It was held by Hon’ble High Court that the facts as outlined by the AO clearly indicate an established link between the companies floated by Shri R. R. Modi and the assessee. This fact has also not been disputed by the assessee in the present proceedings. The AO found that the shares of those companies were not actively traded; there is no material on record, which would indicate otherwise. Since the shares in question are not actively traded, their quotations at the Stock Exchange could easily be manipulated by showing transaction in small number of shares. And, in any case would not be reflective of their value. The stock certificates of Gauhati Stock Exchange for the assessment years 1998-99 and 1999-00 also indicate that the traded prices related to off the floor transactions which were reported to the exchange. Thus, the transactions entered into by the assessee and/or the related entities were itself the basis of the quotations; obviously, no reliance could be placed on these quotations for justifying the value of the shares in question. Although it was stated that the shares were purchase and sold through a broker of the Guwhati Stock Exchange, there is no evidence to show that the transaction of purchase of shares was done through the Gauhati Stock Exchange. The CIT(A) failed to consider any of the reasons provided by the AO for holding the transactions to be not genuine and did not address any of the aspects as above. In view of the aforesaid aspects which were important and clearly indicated that the transactions entered by purchase and sale of shares were, in fact, sham transactions and could not be relied upon. The CIT(A) completely ignored the aforesaid facts and merely cited the judgments where contract notes had been accepted as evidence of genuine transaction. Undoubtedly, contract notes, confirmation memos, bills, books of accounts are evidence of genuine transactions. However, where the fundamental transaction is shown to be a sham transaction, the same cannot necessarily be accepted as genuine merely because a broker’s confirmation and invoices have been produced. Given the facts of this case, the decisions referred to by CIT(A) are also, plainly, not applicable since in all those decisions there was no allegation that payments for the shares in question had not been made and the transaction consisted of only book entries. On the contrary, the Court found that all payments had been made and received through account payee cheques and/or drafts.

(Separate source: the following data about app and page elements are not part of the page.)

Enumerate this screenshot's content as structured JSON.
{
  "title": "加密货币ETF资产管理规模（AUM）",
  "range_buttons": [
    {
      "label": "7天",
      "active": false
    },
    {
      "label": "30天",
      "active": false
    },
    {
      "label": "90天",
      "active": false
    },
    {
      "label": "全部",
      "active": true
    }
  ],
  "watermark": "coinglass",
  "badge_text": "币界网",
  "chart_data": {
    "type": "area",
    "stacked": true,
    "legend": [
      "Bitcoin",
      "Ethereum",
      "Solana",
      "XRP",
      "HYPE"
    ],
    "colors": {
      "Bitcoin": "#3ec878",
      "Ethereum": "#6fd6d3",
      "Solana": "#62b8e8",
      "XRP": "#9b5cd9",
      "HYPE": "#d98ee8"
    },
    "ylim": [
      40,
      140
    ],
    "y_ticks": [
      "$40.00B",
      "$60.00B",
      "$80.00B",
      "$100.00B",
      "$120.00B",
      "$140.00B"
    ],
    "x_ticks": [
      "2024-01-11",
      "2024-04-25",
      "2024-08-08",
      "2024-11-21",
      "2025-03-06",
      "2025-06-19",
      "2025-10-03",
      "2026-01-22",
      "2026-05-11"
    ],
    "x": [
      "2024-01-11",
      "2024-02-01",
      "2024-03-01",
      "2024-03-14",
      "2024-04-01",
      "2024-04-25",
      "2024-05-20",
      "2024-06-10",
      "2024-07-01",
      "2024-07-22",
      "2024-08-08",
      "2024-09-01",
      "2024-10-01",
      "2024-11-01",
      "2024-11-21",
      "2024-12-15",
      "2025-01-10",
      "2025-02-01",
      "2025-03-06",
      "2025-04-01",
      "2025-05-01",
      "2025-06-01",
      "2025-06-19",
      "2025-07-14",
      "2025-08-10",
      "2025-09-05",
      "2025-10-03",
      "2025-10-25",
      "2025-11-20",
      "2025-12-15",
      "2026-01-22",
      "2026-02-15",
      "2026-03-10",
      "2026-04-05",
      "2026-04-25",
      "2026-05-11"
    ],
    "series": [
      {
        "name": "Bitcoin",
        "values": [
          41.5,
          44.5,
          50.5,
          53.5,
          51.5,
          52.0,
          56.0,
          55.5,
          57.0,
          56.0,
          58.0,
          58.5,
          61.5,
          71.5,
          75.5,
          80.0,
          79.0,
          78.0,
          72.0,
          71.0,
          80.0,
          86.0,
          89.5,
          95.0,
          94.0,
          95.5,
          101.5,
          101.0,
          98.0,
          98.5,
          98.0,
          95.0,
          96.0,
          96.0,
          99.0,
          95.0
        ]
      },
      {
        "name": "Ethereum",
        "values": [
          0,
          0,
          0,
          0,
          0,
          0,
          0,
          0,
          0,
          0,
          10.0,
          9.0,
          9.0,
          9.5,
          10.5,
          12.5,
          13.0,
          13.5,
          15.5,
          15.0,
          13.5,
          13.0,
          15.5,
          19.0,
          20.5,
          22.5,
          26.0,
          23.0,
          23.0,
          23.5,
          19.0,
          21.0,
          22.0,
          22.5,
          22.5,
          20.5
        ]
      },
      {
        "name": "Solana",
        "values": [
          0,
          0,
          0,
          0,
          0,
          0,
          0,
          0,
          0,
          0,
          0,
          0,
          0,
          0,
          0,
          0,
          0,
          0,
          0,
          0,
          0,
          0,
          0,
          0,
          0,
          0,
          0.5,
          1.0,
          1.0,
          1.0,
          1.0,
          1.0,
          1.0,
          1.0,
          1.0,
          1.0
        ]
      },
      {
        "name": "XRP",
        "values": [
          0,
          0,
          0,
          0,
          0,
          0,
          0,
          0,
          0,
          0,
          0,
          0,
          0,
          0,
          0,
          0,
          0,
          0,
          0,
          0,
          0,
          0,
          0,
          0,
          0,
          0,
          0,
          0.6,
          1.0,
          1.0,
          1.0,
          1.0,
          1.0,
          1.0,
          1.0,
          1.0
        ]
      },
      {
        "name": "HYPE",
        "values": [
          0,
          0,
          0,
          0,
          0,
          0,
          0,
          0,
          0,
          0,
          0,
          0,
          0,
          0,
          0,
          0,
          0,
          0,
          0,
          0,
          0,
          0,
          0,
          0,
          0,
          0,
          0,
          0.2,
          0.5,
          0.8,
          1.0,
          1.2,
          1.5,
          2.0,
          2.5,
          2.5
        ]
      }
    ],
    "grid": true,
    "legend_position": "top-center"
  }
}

The Tribunal also erred in upholding the orders of CIT(A) and failed to consider the controversy in issue. The Tribunal proceeded on an erroneous footing that all shares have been “bought through the recognised stock exchange through the main broker of the exchange”. There was no evidence to indicate that all shares were bought through the stock exchange. The assessee also did not claim this; the assessee had claimed before the AO that all shares were “bought from the broker of Gauhati Stock Exchange”. In the submissions filed before the AO, the assessee contended that “the transactions for purchase of shares were carried out by the assessee company through main broker of Gauhati Stock Exchange”. Memos of confirmations were not contract notes evidencing purchase or sale of shares by Mr N.C. Jain through the stock exchange for and on behalf of the assessee. The Tribunal has held that the amount payable to Mr N.C. Jain had been discharged by the assessee in the year 2005-06 and, therefore, found that the transactions in question were genuine. It is relevant to note that Mr N.C. Jain had expired in the year 1999. In the circumstances, the payment of money to Mr N.C. Jain was required to be investigated further to ascertain as to the ultimate recipient of those funds. No such exercise has been done in this case. Thus, in our view the fact that certain payments were shown to have been made to Mr N.C. Jain in 2005-06, would not be sufficient to conclude that the transactions in question were genuine. We find that the Tribunal erred in ignoring certain relevant facts and its finding that transactions for purchase and sale of shares are genuine, is perverse. Accordingly, the question of law as indicated above is answered in the affirmative and in favour of the Revenue. The appeals are allowed.